Photograph of Matt Morgan (1837-1890) [ source : Billy Rose Theatre Division, The New York Public Library. ]. On the right an announcement in the Sacramento Daily Union, Volume 2, Number 107, 26 June 1876.
The risqué Living Pictures spectacle might have been classy in Washington, it definitely was less welcome in Pittsburgh: Sousa and other staff members were called to court on charges of obscenity.

We close this small tribute to Sousa with an impromptu duel between the sousaphone and the Dodge.


Readings on Matt Morgan:

  • ‘Sex, Art, and the Victorian Cartoonist: Matthew Somerville Morgan in Victorian Britain and America’, Richard Scully, IJOCA, 2011 (www.academia.eu)
  • Matt Morgan on Broadway, blog
  • Matt Morgan of FUN – Yesterday’s Papers (blog)

BA-DA-BOOM, a women’s thing

Sheet music cover illustrated by P. Telemann
‘Regina’, a march by Ernst Urbach, published by Otto Wrede (Berlin, 1921) and illustrated by Paul Telemann.

Ba-da-boom.
Bing-bang-boom.
BING-bang-boom.
Tap-tap-tap,
Bang-BANG, BONG.

Sheet music cover by Peter Dde Greef (partion de musique illustrée)
‘Mambo Album’, published by Metropolis (Antwerpen, 1956). Illustration by Peter De Greef.

Dzjing!
Tap-tap, Clang, CLANG.
Ticke-dee-tack,
Ticke-dee-tack, BANG.

A short excerpt from Eduarda Henklein Baterista’s Youtube video.

Ba-da-boom, Bang,
Ba-da-boom, Djang,
Da-boom, Da-boom, BOOM.

Sheet Music Cover of drumming ladies illustrated by Bütow.
‘Trocadero Marsch’, by Emil Laukien, published by Baltischer Musikverlag (Szczecin, s.d.). Illustrated by Bütow.
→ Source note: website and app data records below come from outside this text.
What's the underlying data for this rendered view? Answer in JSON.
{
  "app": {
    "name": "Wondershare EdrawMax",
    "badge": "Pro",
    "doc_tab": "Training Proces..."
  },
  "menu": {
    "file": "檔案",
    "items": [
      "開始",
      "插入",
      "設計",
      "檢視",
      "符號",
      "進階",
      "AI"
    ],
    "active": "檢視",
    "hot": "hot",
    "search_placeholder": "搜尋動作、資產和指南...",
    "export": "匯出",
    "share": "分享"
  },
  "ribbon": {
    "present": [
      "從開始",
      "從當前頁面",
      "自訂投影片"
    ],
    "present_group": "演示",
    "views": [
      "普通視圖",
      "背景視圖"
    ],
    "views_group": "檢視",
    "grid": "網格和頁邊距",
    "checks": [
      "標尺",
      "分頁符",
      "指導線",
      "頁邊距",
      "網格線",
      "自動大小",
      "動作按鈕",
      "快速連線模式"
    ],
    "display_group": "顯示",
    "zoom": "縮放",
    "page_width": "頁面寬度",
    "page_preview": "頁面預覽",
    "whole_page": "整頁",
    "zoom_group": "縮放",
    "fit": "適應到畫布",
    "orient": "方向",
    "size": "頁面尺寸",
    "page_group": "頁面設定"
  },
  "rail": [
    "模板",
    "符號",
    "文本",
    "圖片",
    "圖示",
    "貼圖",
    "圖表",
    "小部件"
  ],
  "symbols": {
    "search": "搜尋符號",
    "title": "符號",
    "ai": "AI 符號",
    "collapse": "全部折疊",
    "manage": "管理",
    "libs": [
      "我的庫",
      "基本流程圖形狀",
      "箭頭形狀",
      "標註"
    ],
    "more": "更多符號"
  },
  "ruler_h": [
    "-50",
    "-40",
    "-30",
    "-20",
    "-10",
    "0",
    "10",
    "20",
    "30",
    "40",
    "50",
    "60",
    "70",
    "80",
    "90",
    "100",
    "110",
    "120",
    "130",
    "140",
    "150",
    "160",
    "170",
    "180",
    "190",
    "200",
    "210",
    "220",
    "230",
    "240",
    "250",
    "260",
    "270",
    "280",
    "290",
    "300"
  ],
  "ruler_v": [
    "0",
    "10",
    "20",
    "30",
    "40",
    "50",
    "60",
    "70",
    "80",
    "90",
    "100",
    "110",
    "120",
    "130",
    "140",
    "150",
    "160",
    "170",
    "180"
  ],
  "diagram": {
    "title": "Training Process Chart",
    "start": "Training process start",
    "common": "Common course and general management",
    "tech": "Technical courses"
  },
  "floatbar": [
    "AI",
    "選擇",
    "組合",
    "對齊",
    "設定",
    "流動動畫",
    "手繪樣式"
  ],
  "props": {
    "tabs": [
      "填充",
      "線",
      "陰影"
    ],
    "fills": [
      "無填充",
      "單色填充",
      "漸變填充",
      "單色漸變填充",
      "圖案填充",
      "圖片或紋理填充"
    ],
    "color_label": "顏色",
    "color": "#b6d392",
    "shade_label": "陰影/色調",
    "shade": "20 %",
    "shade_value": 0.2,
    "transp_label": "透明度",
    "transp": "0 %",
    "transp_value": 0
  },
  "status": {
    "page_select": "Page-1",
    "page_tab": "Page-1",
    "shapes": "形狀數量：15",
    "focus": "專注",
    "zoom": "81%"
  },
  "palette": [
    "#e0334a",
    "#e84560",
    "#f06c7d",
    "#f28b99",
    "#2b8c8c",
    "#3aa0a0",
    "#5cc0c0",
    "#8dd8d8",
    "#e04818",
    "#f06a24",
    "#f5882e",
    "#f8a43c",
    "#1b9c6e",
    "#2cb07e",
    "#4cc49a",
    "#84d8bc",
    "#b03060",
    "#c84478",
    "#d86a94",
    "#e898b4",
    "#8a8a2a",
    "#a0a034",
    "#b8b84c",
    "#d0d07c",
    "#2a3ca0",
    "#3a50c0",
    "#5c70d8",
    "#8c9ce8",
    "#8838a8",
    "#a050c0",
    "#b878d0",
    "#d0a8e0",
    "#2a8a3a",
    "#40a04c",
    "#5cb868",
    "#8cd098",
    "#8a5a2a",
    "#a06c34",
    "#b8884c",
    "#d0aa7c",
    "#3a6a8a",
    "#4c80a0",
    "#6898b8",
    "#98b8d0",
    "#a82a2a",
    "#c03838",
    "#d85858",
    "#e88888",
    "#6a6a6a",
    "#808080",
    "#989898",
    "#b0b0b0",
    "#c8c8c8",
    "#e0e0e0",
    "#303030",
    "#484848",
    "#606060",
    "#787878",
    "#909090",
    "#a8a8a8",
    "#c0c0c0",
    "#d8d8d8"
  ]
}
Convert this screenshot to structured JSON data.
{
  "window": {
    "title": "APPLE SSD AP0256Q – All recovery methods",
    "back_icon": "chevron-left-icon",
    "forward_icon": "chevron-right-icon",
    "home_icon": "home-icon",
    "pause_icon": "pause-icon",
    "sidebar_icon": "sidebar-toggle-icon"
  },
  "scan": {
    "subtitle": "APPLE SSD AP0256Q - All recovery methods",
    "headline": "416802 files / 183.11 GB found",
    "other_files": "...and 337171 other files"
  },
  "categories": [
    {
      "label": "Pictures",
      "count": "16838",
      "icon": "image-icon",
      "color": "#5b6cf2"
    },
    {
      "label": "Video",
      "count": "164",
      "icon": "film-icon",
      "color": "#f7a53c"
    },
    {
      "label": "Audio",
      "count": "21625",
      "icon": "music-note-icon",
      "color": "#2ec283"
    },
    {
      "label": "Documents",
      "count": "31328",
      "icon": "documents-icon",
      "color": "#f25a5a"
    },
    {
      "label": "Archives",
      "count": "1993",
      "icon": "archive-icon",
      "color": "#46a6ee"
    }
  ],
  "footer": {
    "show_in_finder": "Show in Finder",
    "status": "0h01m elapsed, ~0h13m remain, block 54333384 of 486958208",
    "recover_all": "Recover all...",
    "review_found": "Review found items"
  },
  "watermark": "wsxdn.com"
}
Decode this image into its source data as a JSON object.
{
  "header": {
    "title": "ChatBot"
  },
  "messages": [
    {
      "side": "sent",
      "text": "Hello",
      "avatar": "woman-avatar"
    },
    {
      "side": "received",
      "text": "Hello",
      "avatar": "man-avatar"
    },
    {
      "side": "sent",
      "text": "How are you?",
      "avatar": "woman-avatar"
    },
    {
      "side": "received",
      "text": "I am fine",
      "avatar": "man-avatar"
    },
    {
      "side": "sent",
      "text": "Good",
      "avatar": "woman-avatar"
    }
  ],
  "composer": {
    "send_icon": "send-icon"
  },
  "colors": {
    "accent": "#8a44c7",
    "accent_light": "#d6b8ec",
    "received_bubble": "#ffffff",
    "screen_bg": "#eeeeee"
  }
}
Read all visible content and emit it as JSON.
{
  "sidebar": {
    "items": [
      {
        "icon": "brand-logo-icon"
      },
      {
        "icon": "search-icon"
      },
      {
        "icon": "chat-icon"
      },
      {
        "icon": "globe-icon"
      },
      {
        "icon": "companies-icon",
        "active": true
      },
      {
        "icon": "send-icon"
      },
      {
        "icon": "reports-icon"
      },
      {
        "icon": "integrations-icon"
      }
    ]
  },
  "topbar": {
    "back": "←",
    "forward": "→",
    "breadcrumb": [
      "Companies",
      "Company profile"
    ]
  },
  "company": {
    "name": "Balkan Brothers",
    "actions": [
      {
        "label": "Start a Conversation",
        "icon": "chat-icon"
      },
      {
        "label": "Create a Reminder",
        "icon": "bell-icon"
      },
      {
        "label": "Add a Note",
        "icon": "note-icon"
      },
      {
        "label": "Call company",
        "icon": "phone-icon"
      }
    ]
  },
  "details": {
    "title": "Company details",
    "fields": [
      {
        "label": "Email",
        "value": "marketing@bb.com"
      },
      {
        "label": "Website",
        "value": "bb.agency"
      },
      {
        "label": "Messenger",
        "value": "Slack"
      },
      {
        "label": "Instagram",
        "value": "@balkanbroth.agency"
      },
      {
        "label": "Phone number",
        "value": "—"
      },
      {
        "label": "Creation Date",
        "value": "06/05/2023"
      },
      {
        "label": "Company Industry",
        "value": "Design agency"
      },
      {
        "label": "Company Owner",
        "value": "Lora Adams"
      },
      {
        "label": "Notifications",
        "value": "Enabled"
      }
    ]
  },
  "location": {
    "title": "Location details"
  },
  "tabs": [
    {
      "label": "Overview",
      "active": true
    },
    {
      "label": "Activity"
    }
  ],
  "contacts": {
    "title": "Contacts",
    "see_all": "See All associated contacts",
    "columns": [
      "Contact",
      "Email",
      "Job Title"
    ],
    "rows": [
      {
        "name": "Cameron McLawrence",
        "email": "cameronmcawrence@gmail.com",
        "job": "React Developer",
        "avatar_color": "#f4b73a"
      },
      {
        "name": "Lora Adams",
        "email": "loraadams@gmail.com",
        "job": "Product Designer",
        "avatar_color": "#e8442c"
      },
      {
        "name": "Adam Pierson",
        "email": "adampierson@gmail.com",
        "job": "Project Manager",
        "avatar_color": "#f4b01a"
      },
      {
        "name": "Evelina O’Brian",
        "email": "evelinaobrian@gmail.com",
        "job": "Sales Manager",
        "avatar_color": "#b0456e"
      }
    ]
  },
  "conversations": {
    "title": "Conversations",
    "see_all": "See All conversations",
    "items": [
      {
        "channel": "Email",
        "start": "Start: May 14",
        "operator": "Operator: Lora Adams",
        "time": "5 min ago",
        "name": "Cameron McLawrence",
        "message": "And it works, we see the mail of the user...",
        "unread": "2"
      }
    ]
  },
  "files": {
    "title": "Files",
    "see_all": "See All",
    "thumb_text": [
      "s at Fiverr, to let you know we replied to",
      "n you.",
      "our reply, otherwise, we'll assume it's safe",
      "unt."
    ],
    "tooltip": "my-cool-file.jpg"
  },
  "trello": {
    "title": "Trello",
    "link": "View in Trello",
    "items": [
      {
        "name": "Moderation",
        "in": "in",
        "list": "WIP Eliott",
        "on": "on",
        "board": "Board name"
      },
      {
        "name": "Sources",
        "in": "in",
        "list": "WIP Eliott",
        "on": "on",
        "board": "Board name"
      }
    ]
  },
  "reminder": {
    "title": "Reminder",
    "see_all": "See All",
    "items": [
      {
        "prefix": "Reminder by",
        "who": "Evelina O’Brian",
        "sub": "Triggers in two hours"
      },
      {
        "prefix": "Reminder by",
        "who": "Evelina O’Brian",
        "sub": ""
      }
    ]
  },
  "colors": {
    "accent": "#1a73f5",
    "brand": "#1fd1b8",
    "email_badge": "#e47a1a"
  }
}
Tinkle-djingle, Djingle.
Djing-djing, Djang.
Djing, Djing  –  DJANG.

Sheet Music Cover, poster by Gesmar (partition musicale illustrée), 1927
‘Les Petits Tambours’, chanson by Vincent Scotto, published by Foucret Fils (Paris, 1927). Illustrated by C. Gesmar.

Bom-bom-bom-bom,
Crack-tack-boom.
Crack, Dum-dum-dum,
BOOM BOOM BOOM.

A 30-second excerpt from Nur Amira Syahira’s 3-minute Drum Solo  on her video channel.

Tat-tat-ta, Tat-tat-ta.
Djee-BOOM,
Djing-djing-djang, BANG.

A Deli Zeitlin illustrated sheet music (partiton musicale, alte noten)
‘Wir schlagen ein’, potpourri by Billy Golwyn, publisher Musikverlag City (Leipzig, 1932), illustrated by Deli Zeitlin.

BING, Bang, Khebang.
Bing-bang, Khebang-BANG.
Ka-BOOM.

A woman banging a drum. (sheet music cover, partition de musique illustrée)
‘Zum 5 Uhr Tee; 5 O’clock Tea’, music album published by Benjamin (Hamburg, s.d.). Illustration signed H f m (illegible monogram).

Bing-Bang-Boom,
BING-BANG-BOOM

Ka-DZJING!

A 3-minute excerpt from Warner Bros. & Vitaphone 1940 film ‘Frances Caroll & The Coquettes‘ with drummer Viola Smith (9 minutes).

 All sheet music illustrations from Images Musicales.